29

I want to enable HTTP2 for several web servers but I'm worried about the possible security implications. I think about something like:

  • HTTP2 implementations are maybe more error prone than mature HTTP1 implementations so for example a zero-day is more likely
  • The WAF might not work with HTTP2 because it doesn't support the protocol

Are these problems really relevant and what could be additional problems?

  • 2
    I'd say performance concerns easily outweigh the security concerns. Apache web server, for example, had 4 recent security vulnerabilities, but 3 of them are denial of service attacks with low risk. – Ayesh K Jul 12 '17 at 11:22
  • 3
    For reference, Google, Facebook, Yahoo, Wikipedia, and Twitter all use HTTP/2. – Nick T Jul 12 '17 at 17:05
  • 3
    Don't get too excited about old software being intrinsically more secure, heartbleed was there for more than a decade, and shellshock is pretty ancient too. Sometimes software benefits from a rewrite with modern programming practices and hard earned experience. – trognanders Jul 13 '17 at 7:25
19
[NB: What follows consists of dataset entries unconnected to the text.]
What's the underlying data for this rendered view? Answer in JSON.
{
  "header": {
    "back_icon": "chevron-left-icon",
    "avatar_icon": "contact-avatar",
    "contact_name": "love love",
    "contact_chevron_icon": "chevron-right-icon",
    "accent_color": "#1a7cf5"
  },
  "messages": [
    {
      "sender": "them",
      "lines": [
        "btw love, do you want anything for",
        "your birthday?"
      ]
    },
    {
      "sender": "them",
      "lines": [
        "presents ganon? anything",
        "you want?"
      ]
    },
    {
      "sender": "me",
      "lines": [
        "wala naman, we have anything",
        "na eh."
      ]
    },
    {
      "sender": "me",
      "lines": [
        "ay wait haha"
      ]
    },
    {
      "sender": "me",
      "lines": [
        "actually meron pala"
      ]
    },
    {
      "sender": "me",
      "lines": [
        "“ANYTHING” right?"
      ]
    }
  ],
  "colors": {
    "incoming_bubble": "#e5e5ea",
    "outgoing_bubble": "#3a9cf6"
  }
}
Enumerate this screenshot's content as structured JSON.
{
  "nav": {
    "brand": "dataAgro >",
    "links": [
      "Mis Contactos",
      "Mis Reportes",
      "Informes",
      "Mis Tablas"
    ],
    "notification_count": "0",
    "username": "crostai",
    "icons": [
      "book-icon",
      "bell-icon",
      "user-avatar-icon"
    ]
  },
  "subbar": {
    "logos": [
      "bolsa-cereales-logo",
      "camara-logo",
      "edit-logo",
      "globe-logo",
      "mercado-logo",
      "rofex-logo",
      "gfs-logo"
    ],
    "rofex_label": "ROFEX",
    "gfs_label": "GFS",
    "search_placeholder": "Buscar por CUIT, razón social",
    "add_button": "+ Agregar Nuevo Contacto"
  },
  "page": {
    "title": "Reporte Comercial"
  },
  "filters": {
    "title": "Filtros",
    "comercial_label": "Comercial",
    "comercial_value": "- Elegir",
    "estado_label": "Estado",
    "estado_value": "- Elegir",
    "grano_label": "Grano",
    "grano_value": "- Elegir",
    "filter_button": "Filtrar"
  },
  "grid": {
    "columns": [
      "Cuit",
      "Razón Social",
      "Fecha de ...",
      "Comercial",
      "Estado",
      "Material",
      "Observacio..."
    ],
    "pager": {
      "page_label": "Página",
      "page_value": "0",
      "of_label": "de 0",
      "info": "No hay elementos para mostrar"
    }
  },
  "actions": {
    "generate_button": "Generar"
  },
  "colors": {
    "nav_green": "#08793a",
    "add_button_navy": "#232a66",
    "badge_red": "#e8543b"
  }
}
HTTP/2 is a way more complex and new protocol than HTTP/1.x and thus bugs are at least initially more likely. In fact a simple search shows several implementation problems and also some new or updated attack vectors due to the changed design of HTTP/2.
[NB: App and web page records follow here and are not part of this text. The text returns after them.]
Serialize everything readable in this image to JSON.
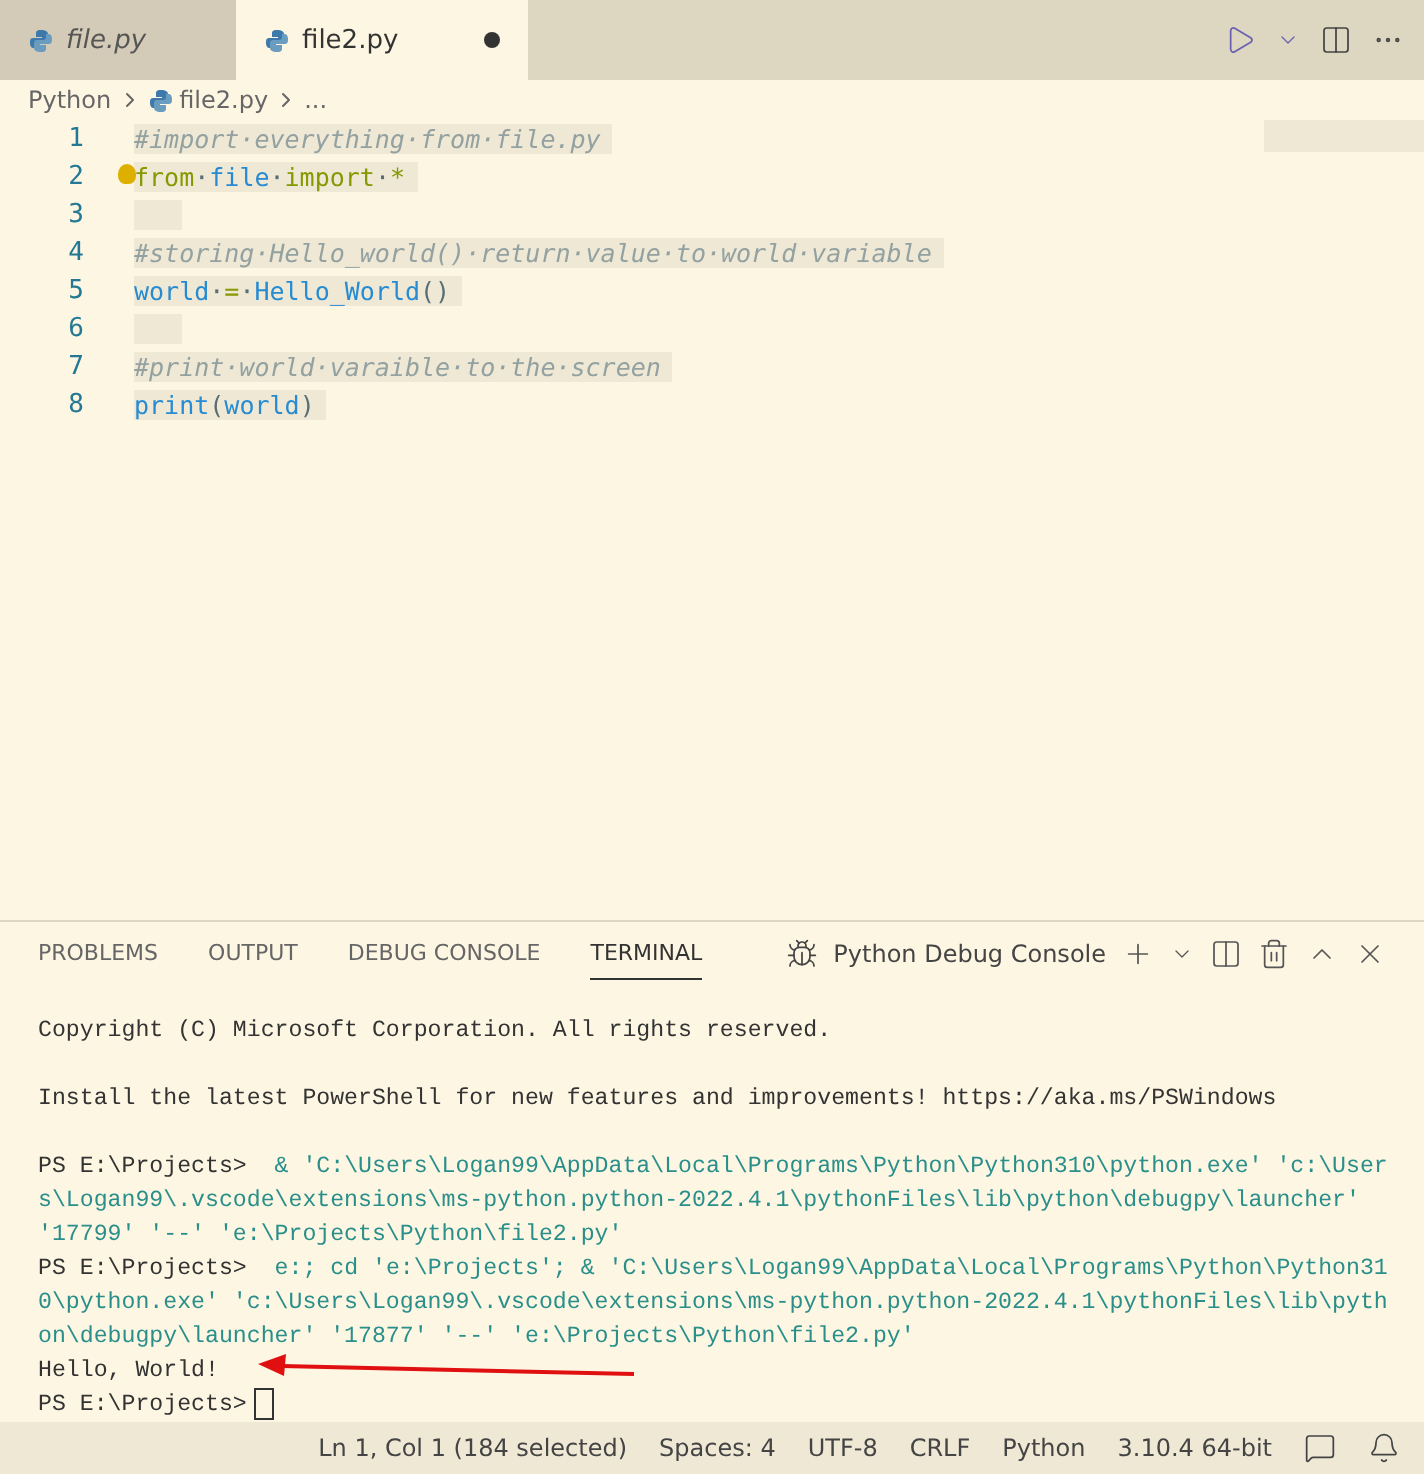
{
  "tabs": [
    {
      "label": "file.py",
      "selected": false,
      "preview": true,
      "dirty": false
    },
    {
      "label": "file2.py",
      "selected": true,
      "preview": false,
      "dirty": true
    }
  ],
  "breadcrumbs": [
    "Python",
    "file2.py",
    "..."
  ],
  "code": [
    {
      "number": "1",
      "tokens": [
        {
          "kind": "comment",
          "text": "#import·everything·from·file.py"
        }
      ]
    },
    {
      "number": "2",
      "lightbulb": true,
      "tokens": [
        {
          "kind": "keyword",
          "text": "from"
        },
        {
          "kind": "plain",
          "text": "·"
        },
        {
          "kind": "name",
          "text": "file"
        },
        {
          "kind": "plain",
          "text": "·"
        },
        {
          "kind": "keyword",
          "text": "import"
        },
        {
          "kind": "plain",
          "text": "·"
        },
        {
          "kind": "keyword",
          "text": "*"
        }
      ]
    },
    {
      "number": "3"
    },
    {
      "number": "4",
      "tokens": [
        {
          "kind": "comment",
          "text": "#storing·Hello_world()·return·value·to·world·variable"
        }
      ]
    },
    {
      "number": "5",
      "tokens": [
        {
          "kind": "name",
          "text": "world"
        },
        {
          "kind": "plain",
          "text": "·"
        },
        {
          "kind": "keyword",
          "text": "="
        },
        {
          "kind": "plain",
          "text": "·"
        },
        {
          "kind": "name",
          "text": "Hello_World"
        },
        {
          "kind": "plain",
          "text": "()"
        }
      ]
    },
    {
      "number": "6"
    },
    {
      "number": "7",
      "tokens": [
        {
          "kind": "comment",
          "text": "#print·world·varaible·to·the·screen"
        }
      ]
    },
    {
      "number": "8",
      "tokens": [
        {
          "kind": "name",
          "text": "print"
        },
        {
          "kind": "plain",
          "text": "("
        },
        {
          "kind": "name",
          "text": "world"
        },
        {
          "kind": "plain",
          "text": ")"
        }
      ]
    }
  ],
  "panel_tabs": [
    {
      "label": "PROBLEMS",
      "selected": false
    },
    {
      "label": "OUTPUT",
      "selected": false
    },
    {
      "label": "DEBUG CONSOLE",
      "selected": false
    },
    {
      "label": "TERMINAL",
      "selected": true
    }
  ],
  "terminal_name": "Python Debug Console",
  "terminal": [
    {
      "kind": "output",
      "text": "Copyright (C) Microsoft Corporation. All rights reserved."
    },
    {
      "kind": "blank"
    },
    {
      "kind": "output",
      "text": "Install the latest PowerShell for new features and improvements! https://aka.ms/PSWindows"
    },
    {
      "kind": "blank"
    },
    {
      "kind": "command",
      "prompt": "PS E:\\Projects> ",
      "text": " & 'C:\\Users\\Logan99\\AppData\\Local\\Programs\\Python\\Python310\\python.exe' 'c:\\Users\\Logan99\\.vscode\\extensions\\ms-python.python-2022.4.1\\pythonFiles\\lib\\python\\debugpy\\launcher' '17799' '--' 'e:\\Projects\\Python\\file2.py'"
    },
    {
      "kind": "command",
      "prompt": "PS E:\\Projects> ",
      "text": " e:; cd 'e:\\Projects'; & 'C:\\Users\\Logan99\\AppData\\Local\\Programs\\Python\\Python310\\python.exe' 'c:\\Users\\Logan99\\.vscode\\extensions\\ms-python.python-2022.4.1\\pythonFiles\\lib\\python\\debugpy\\launcher' '17877' '--' 'e:\\Projects\\Python\\file2.py'"
    },
    {
      "kind": "output",
      "text": "Hello, World!",
      "annotated": true
    },
    {
      "kind": "cursor",
      "prompt": "PS E:\\Projects>"
    }
  ],
  "status_bar": [
    "Ln 1, Col 1 (184 selected)",
    "Spaces: 4",
    "UTF-8",
    "CRLF",
    "Python",
    "3.10.4 64-bit"
  ]
}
The WAF might not work with HTTP2 because it doesn't support the protocol

This is probably less of a problem. A WAF is usually either integrated into the HTTP stack of the server or is an active component with its own HTTP stack. Due to the way HTTP/2 is designed an implicit downgrade to HTTP/1.x will happen if the server or WAF does not support HTTP/2. This is also true for proxies and other active components.

It will be a problem for purely passive inspection as done in some Intrusion Detection Systems or firewalls. But a purely passive inspection has problems with inspection of TLS traffic anyway and HTTP/2 is only used together with TLS. If instead the passive inspection is augmented with SSL interception then usually a downgrade to HTTP/1.x will happen again unless the SSL interception explicitly or unknowingly forwards the ALPN TLS extension to the HTTP/2 server during SSL interception.

  • 1
    OK, so the WAF won't stop working, because it will downgrade. But does that mean you won't get the benefits of http/2 either, because it downgraded to 1.1 anyway? – Adam Jul 12 '17 at 14:20
  • 1
    @Adam: exactly - you get neither the problems nor the benefits if downgrading. – Steffen Ullrich Jul 12 '17 at 14:33
15

It depends on your perspective.

If you are looking to it from the perspective of a website maintainer and caretaker, your two concerns are valid: HTTP/2 has been out less time than HTTP/1.1, and therefore software that speaks the protocol have had less time to mature. To the point, I would expect the combination of HTTP/2 and WAF is be a bumpy road at the moment. Also getting information and outsourcing security hardening for HTTP/2 is going to be more difficult than with HTTP/1.1. It should not be impossible though, judging by the amount of big sites (like this one) running HTTP/2.

On the other hand, if you are a web platform creator, are intimately familiar with HTTP/2 and happen to be the maintainer of your HTTP/2 edge implementation, then HTTP/2 is slightly more enabling than HTTP/1.1 when it comes to security. For starters, a lot of malware and annoying bots are still running on HTTP/1.1, and that is a strong signal for the security stack. Also, multiplexing makes it easier to track and attribute user-agent behavior. HTTP/2's binary framing eliminates security issues caused by incompatible implementations of HTTP/1.1 chunked-encoding and pipelining.

Your Answer

By clicking "Post Your Answer", you acknowledge that you have read our updated terms of service, privacy policy and cookie policy, and that your continued use of the website is subject to these policies.

Not the answer you're looking for? Browse other questions tagged or ask your own question.